## What you should do
Your task is to copy every line of the entries that contains "this".

[Dataset excerpts]
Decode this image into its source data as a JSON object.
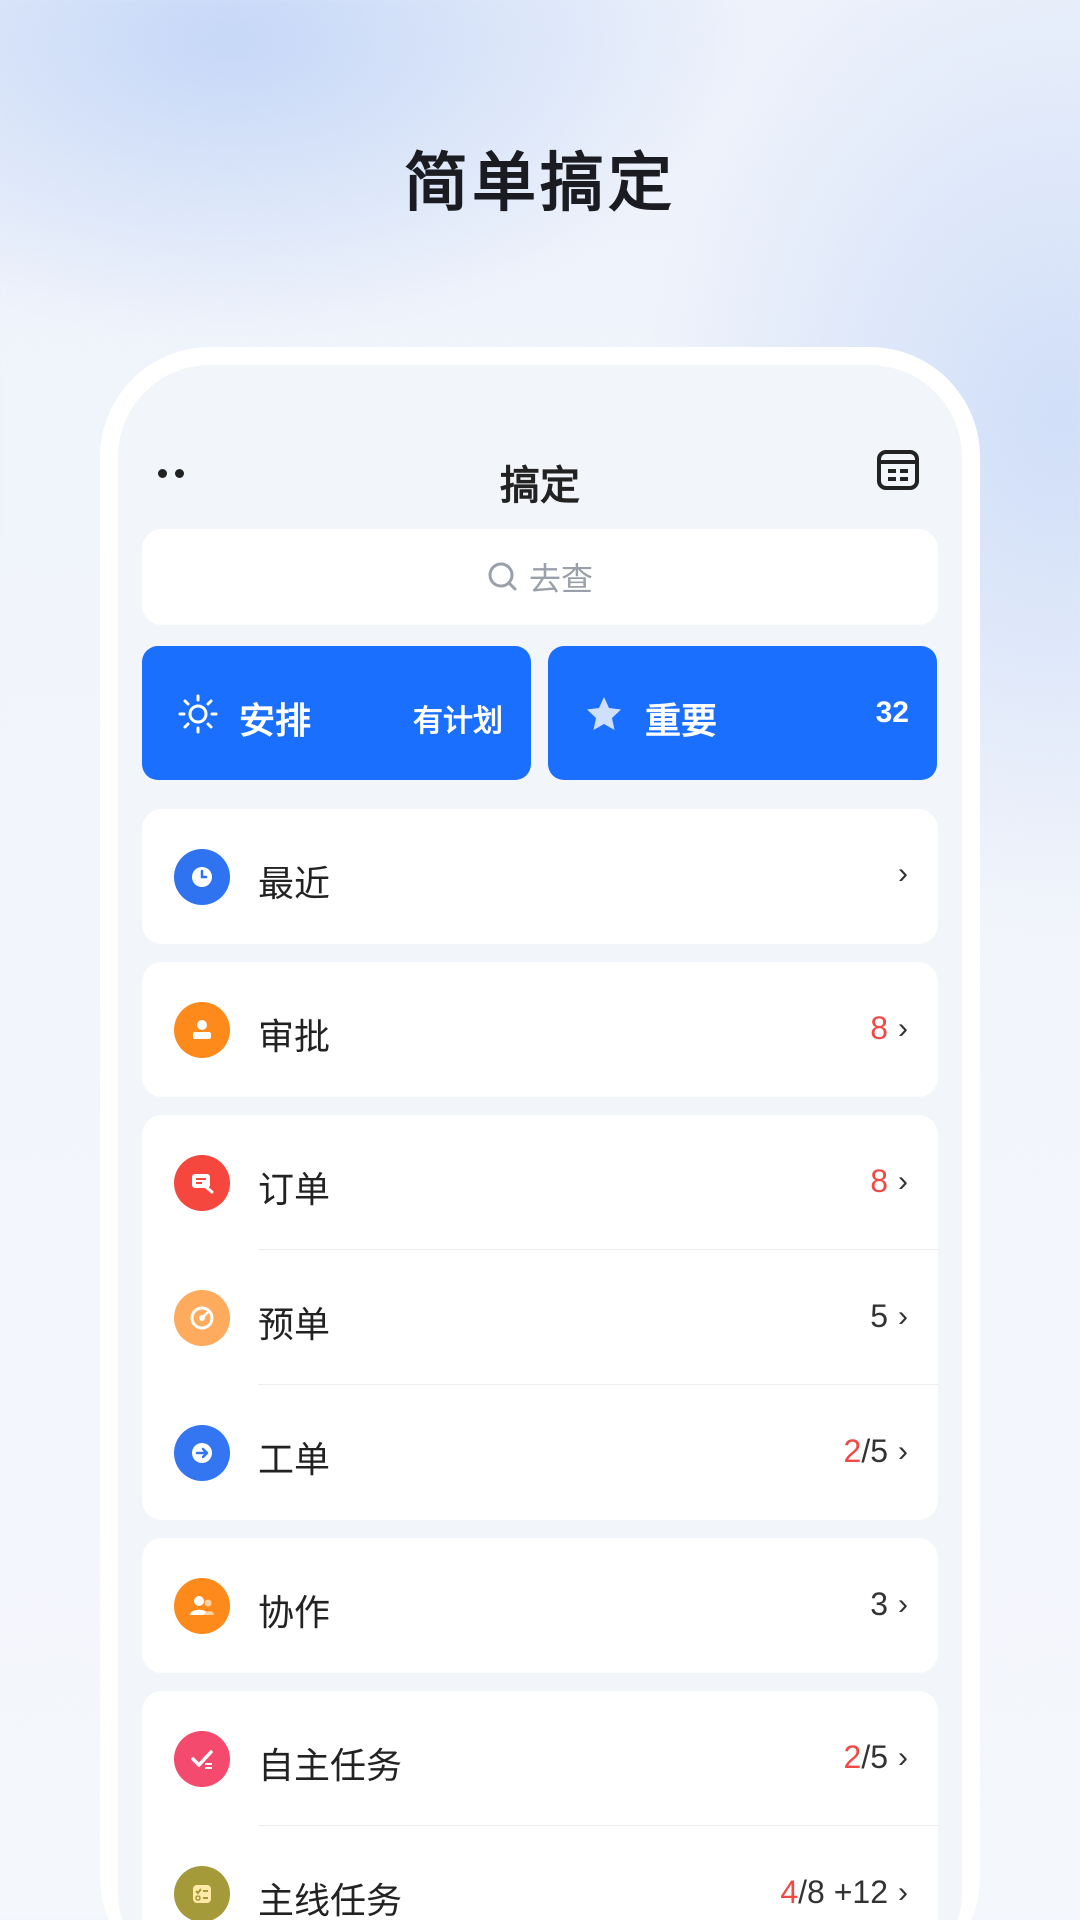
{
  "hero": {
    "title": "简单搞定"
  },
  "navbar": {
    "title": "搞定",
    "more_icon": "more-dots-icon",
    "calendar_icon": "calendar-icon"
  },
  "search": {
    "placeholder": "去查",
    "icon": "search-icon"
  },
  "quick": {
    "left": {
      "label": "安排",
      "value": "有计划",
      "icon": "sun-icon"
    },
    "right": {
      "label": "重要",
      "value": "32",
      "icon": "star-icon"
    }
  },
  "colors": {
    "primary": "#1b6fff",
    "alert": "#f04a45",
    "background": "#f2f5f9"
  },
  "groups": [
    {
      "rows": [
        {
          "label": "最近",
          "icon": "clock-icon",
          "color": "#2f73f0"
        }
      ]
    },
    {
      "rows": [
        {
          "label": "审批",
          "count_red": "8",
          "icon": "stamp-icon",
          "color": "#ff8a1c"
        }
      ]
    },
    {
      "rows": [
        {
          "label": "订单",
          "count_red": "8",
          "icon": "order-icon",
          "color": "#f5473d"
        },
        {
          "label": "预单",
          "count": "5",
          "icon": "target-icon",
          "color": "#ffab5e"
        },
        {
          "label": "工单",
          "count_red": "2",
          "count": "/5",
          "icon": "arrow-right-circle-icon",
          "color": "#3476f2"
        }
      ]
    },
    {
      "rows": [
        {
          "label": "协作",
          "count": "3",
          "icon": "team-icon",
          "color": "#ff8a1c"
        }
      ]
    },
    {
      "rows": [
        {
          "label": "自主任务",
          "count_red": "2",
          "count": "/5",
          "icon": "check-list-icon",
          "color": "#f44a6d"
        },
        {
          "label": "主线任务",
          "count_red": "4",
          "count": "/8 +12",
          "icon": "task-list-icon",
          "color": "#a59a3a"
        }
      ]
    }
  ]
}
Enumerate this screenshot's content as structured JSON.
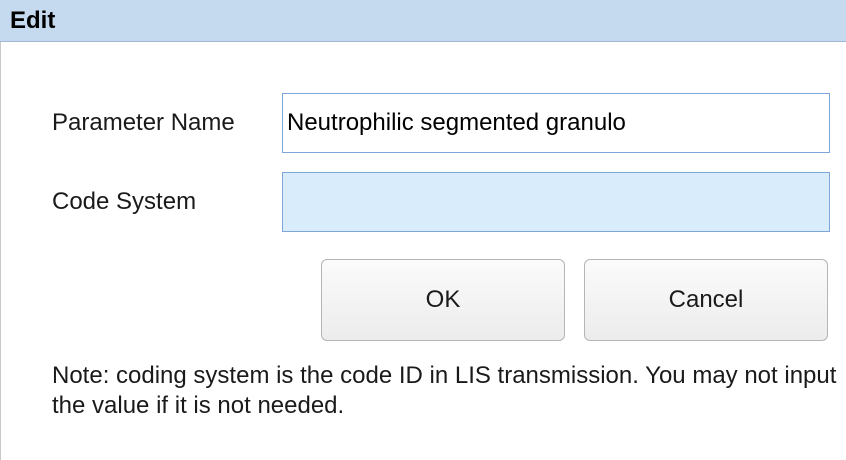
{
  "dialog": {
    "title": "Edit"
  },
  "form": {
    "parameter_name_label": "Parameter Name",
    "parameter_name_value": "Neutrophilic segmented granulo",
    "code_system_label": "Code System",
    "code_system_value": ""
  },
  "buttons": {
    "ok_label": "OK",
    "cancel_label": "Cancel"
  },
  "note": "Note: coding system is the code ID in LIS transmission. You may not input the value if it is not needed.",
  "colors": {
    "titlebar": "#c5d9ef",
    "code_field_bg": "#d9ecfb",
    "field_border": "#7ea6d9"
  }
}
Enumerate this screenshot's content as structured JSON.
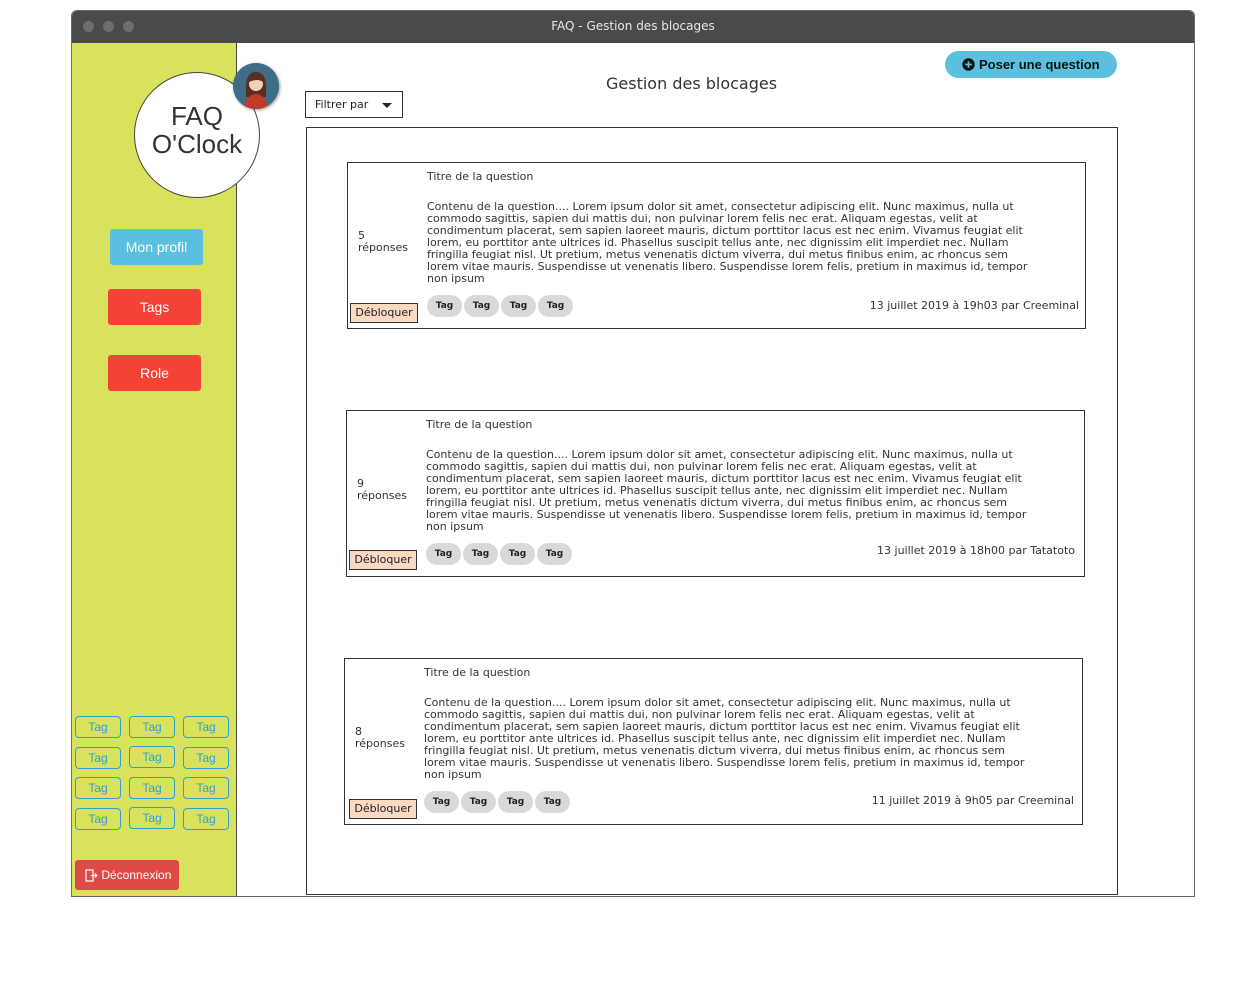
{
  "window": {
    "title": "FAQ - Gestion des blocages"
  },
  "sidebar": {
    "logo_line1": "FAQ",
    "logo_line2": "O'Clock",
    "profile_label": "Mon profil",
    "tags_label": "Tags",
    "role_label": "Role",
    "tag_grid": [
      "Tag",
      "Tag",
      "Tag",
      "Tag",
      "Tag",
      "Tag",
      "Tag",
      "Tag",
      "Tag",
      "Tag",
      "Tag",
      "Tag"
    ],
    "logout_label": "Déconnexion"
  },
  "header": {
    "title": "Gestion des blocages",
    "ask_label": "Poser une question",
    "filter_label": "Filtrer par"
  },
  "questions": [
    {
      "count": "5",
      "count_word": "réponses",
      "title": "Titre de la question",
      "body": "Contenu de la question.... Lorem ipsum dolor sit amet, consectetur adipiscing elit. Nunc maximus, nulla ut commodo sagittis, sapien dui mattis dui, non pulvinar lorem felis nec erat. Aliquam egestas, velit at condimentum placerat, sem sapien laoreet mauris, dictum porttitor lacus est nec enim. Vivamus feugiat elit lorem, eu porttitor ante ultrices id. Phasellus suscipit tellus ante, nec dignissim elit imperdiet nec. Nullam fringilla feugiat nisl. Ut pretium, metus venenatis dictum viverra, dui metus finibus enim, ac rhoncus sem lorem vitae mauris. Suspendisse ut venenatis libero. Suspendisse lorem felis, pretium in maximus id, tempor non ipsum",
      "tags": [
        "Tag",
        "Tag",
        "Tag",
        "Tag"
      ],
      "unlock_label": "Débloquer",
      "meta": "13 juillet 2019 à 19h03 par Creeminal"
    },
    {
      "count": "9",
      "count_word": "réponses",
      "title": "Titre de la question",
      "body": "Contenu de la question.... Lorem ipsum dolor sit amet, consectetur adipiscing elit. Nunc maximus, nulla ut commodo sagittis, sapien dui mattis dui, non pulvinar lorem felis nec erat. Aliquam egestas, velit at condimentum placerat, sem sapien laoreet mauris, dictum porttitor lacus est nec enim. Vivamus feugiat elit lorem, eu porttitor ante ultrices id. Phasellus suscipit tellus ante, nec dignissim elit imperdiet nec. Nullam fringilla feugiat nisl. Ut pretium, metus venenatis dictum viverra, dui metus finibus enim, ac rhoncus sem lorem vitae mauris. Suspendisse ut venenatis libero. Suspendisse lorem felis, pretium in maximus id, tempor non ipsum",
      "tags": [
        "Tag",
        "Tag",
        "Tag",
        "Tag"
      ],
      "unlock_label": "Débloquer",
      "meta": "13 juillet 2019 à 18h00 par Tatatoto"
    },
    {
      "count": "8",
      "count_word": "réponses",
      "title": "Titre de la question",
      "body": "Contenu de la question.... Lorem ipsum dolor sit amet, consectetur adipiscing elit. Nunc maximus, nulla ut commodo sagittis, sapien dui mattis dui, non pulvinar lorem felis nec erat. Aliquam egestas, velit at condimentum placerat, sem sapien laoreet mauris, dictum porttitor lacus est nec enim. Vivamus feugiat elit lorem, eu porttitor ante ultrices id. Phasellus suscipit tellus ante, nec dignissim elit imperdiet nec. Nullam fringilla feugiat nisl. Ut pretium, metus venenatis dictum viverra, dui metus finibus enim, ac rhoncus sem lorem vitae mauris. Suspendisse ut venenatis libero. Suspendisse lorem felis, pretium in maximus id, tempor non ipsum",
      "tags": [
        "Tag",
        "Tag",
        "Tag",
        "Tag"
      ],
      "unlock_label": "Débloquer",
      "meta": "11 juillet 2019 à 9h05 par Creeminal"
    }
  ],
  "colors": {
    "sidebar": "#d8e25d",
    "profile_button": "#5bc0e0",
    "red_button": "#f44336",
    "logout_button": "#e04a46",
    "tag_outline": "#2f9fd2",
    "unlock_bg": "#f9d9c1"
  },
  "icons": [
    "plus-circle-icon",
    "logout-icon",
    "avatar-icon",
    "dropdown-caret-icon"
  ]
}
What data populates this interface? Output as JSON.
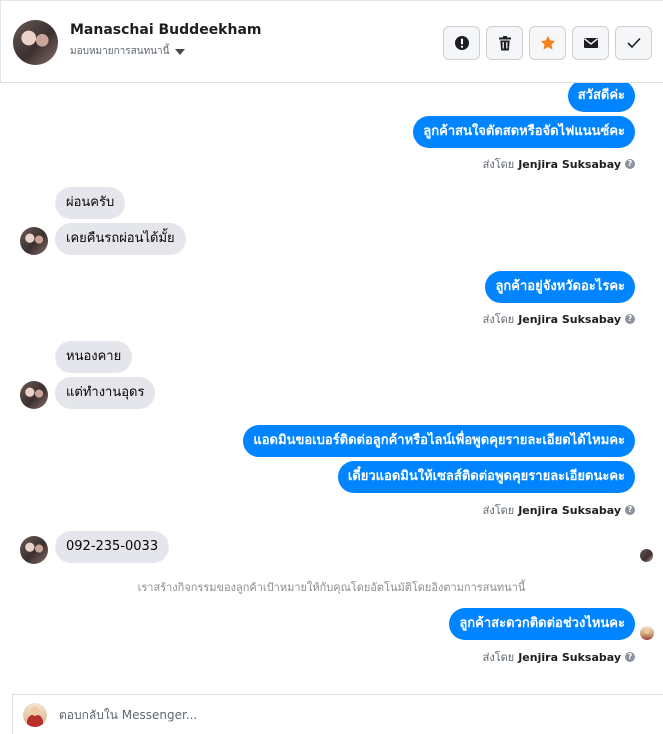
{
  "header": {
    "contact_name": "Manaschai Buddeekham",
    "subtitle": "มอบหมายการสนทนานี้",
    "actions": [
      {
        "name": "spam-report",
        "icon": "exclamation-circle-icon"
      },
      {
        "name": "delete",
        "icon": "trash-icon"
      },
      {
        "name": "star",
        "icon": "star-icon",
        "color": "#f5821f"
      },
      {
        "name": "mark-unread",
        "icon": "envelope-icon"
      },
      {
        "name": "done",
        "icon": "checkmark-icon"
      }
    ]
  },
  "messages": {
    "m1": "สวัสดีค่ะ",
    "m2": "ลูกค้าสนใจตัดสดหรือจัดไฟแนนซ์คะ",
    "m3": "ผ่อนครับ",
    "m4": "เคยคืนรถผ่อนได้มั้ย",
    "m5": "ลูกค้าอยู่จังหวัดอะไรคะ",
    "m6": "หนองคาย",
    "m7": "แต่ทำงานอุดร",
    "m8": "แอดมินขอเบอร์ติดต่อลูกค้าหรือไลน์เพื่อพูดคุยรายละเอียดได้ไหมคะ",
    "m9": "เดี๋ยวแอดมินให้เซลส์ติดต่อพูดคุยรายละเอียดนะคะ",
    "m10": "092-235-0033",
    "m11": "ลูกค้าสะดวกติดต่อช่วงไหนคะ"
  },
  "sent_by": {
    "prefix": "ส่งโดย",
    "agent": "Jenjira Suksabay"
  },
  "system_note": "เราสร้างกิจกรรมของลูกค้าเป้าหมายให้กับคุณโดยอัตโนมัติโดยอิงตามการสนทนานี้",
  "reply": {
    "placeholder": "ตอบกลับใน Messenger..."
  },
  "colors": {
    "outgoing_bubble": "#0084ff",
    "incoming_bubble": "#e4e6eb",
    "star_accent": "#f5821f"
  }
}
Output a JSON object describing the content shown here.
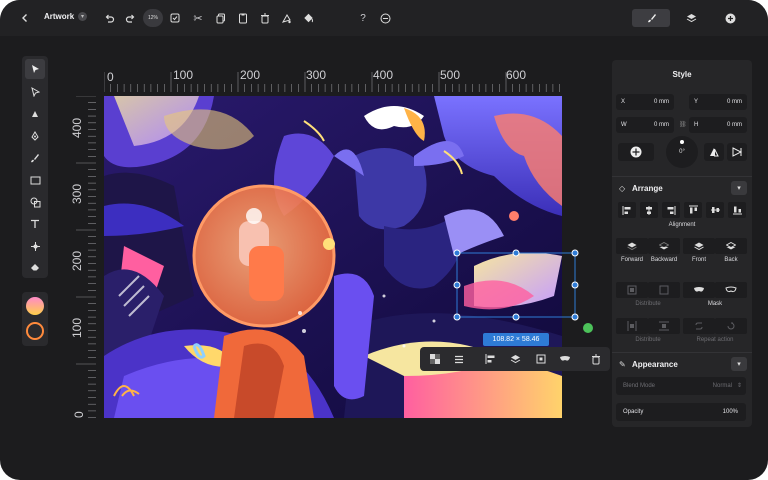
{
  "topbar": {
    "doc_title": "Artwork",
    "zoom": "12%",
    "help": "?",
    "icons": [
      "back-icon",
      "undo-icon",
      "redo-icon",
      "check-square-icon",
      "cut-icon",
      "copy-icon",
      "paste-icon",
      "trash-icon",
      "fill-icon",
      "paint-bucket-icon",
      "help-icon",
      "minus-circle-icon"
    ],
    "tabs": [
      "brush-tab",
      "layers-tab",
      "add-tab"
    ]
  },
  "rulers": {
    "top": [
      "0",
      "100",
      "200",
      "300",
      "400",
      "500",
      "600"
    ],
    "left": [
      "400",
      "300",
      "200",
      "100",
      "0"
    ]
  },
  "selection": {
    "size_label": "108.82 × 58.46"
  },
  "floatbar_icons": [
    "checker-icon",
    "menu-icon",
    "align-icon",
    "layers-icon",
    "crop-icon",
    "mask-icon",
    "trash-icon"
  ],
  "panel": {
    "style_title": "Style",
    "x": {
      "label": "X",
      "value": "0 mm"
    },
    "y": {
      "label": "Y",
      "value": "0 mm"
    },
    "w": {
      "label": "W",
      "value": "0 mm"
    },
    "h": {
      "label": "H",
      "value": "0 mm"
    },
    "rotation": "0°",
    "arrange_title": "Arrange",
    "alignment_label": "Alignment",
    "order": [
      "Forward",
      "Backward",
      "Front",
      "Back"
    ],
    "distribute": "Distribute",
    "mask": "Mask",
    "distribute2": "Distribute",
    "repeat_action": "Repeat action",
    "appearance_title": "Appearance",
    "blend_mode_label": "Blend Mode",
    "blend_mode_value": "Normal",
    "opacity_label": "Opacity",
    "opacity_value": "100%"
  },
  "colors": {
    "background": "#1c1c1e",
    "panel": "#262628",
    "accent": "#2e7bd6",
    "handle": "#ff8a3c",
    "green_handle": "#4cc25a"
  }
}
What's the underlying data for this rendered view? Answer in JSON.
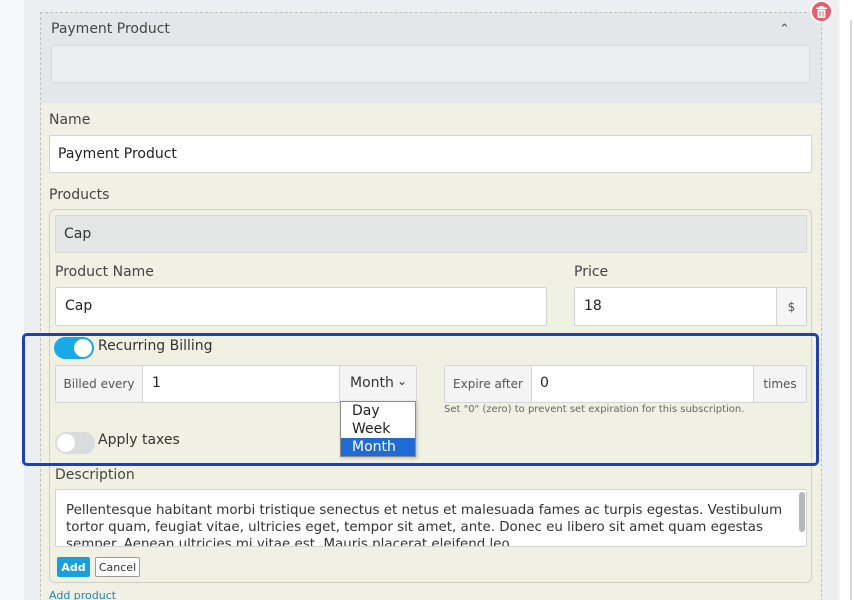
{
  "accordion": {
    "title": "Payment Product",
    "chevron_icon": "chevron-up-icon"
  },
  "delete_icon": "trash-icon",
  "form": {
    "name_label": "Name",
    "name_value": "Payment Product",
    "products_label": "Products",
    "product_header": "Cap",
    "product_name_label": "Product Name",
    "product_name_value": "Cap",
    "price_label": "Price",
    "price_value": "18",
    "price_currency": "$",
    "recurring_billing_label": "Recurring Billing",
    "recurring_billing_on": true,
    "billed_every_label": "Billed every",
    "billed_every_value": "1",
    "period_selected": "Month",
    "period_options": [
      "Day",
      "Week",
      "Month"
    ],
    "expire_after_label": "Expire after",
    "expire_after_value": "0",
    "times_label": "times",
    "expire_help": "Set \"0\" (zero) to prevent set expiration for this subscription.",
    "apply_taxes_label": "Apply taxes",
    "apply_taxes_on": false,
    "description_label": "Description",
    "description_text": "Pellentesque habitant morbi tristique senectus et netus et malesuada fames ac turpis egestas. Vestibulum tortor quam, feugiat vitae, ultricies eget, tempor sit amet, ante. Donec eu libero sit amet quam egestas semper. Aenean ultricies mi vitae est. Mauris placerat eleifend leo."
  },
  "buttons": {
    "add": "Add",
    "cancel": "Cancel",
    "add_product": "Add product"
  },
  "colors": {
    "toggle_on": "#17a9e8",
    "highlight": "#1a3fbf",
    "delete": "#f05a66",
    "dropdown_selected": "#1e6bd6"
  }
}
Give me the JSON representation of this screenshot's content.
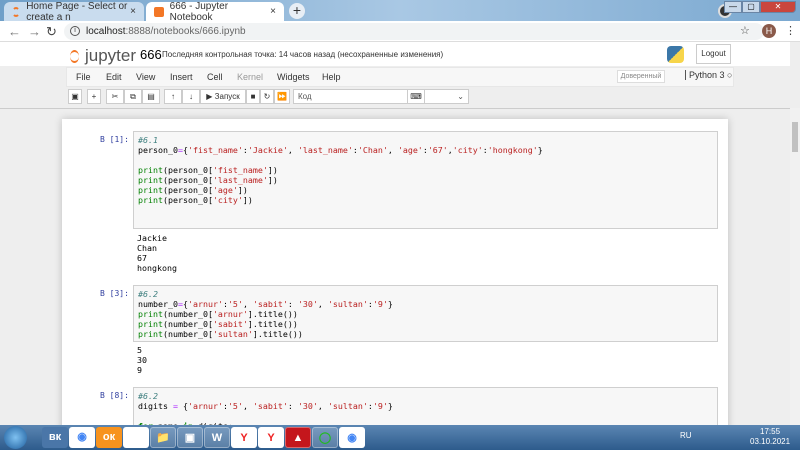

## Answer section
Decode this image into its source data as a JSON object.
Enumerate this screenshot's content as structured JSON.
Enumerate this screenshot's content as structured JSON.
What data populates this interface? Output as JSON.
What's the underlying data for this rendered view? Answer in JSON.
    "expire_help": "Set \"0\" (zero) to prevent set expiration for this subscription.",
Give me the JSON representation of this screenshot's content.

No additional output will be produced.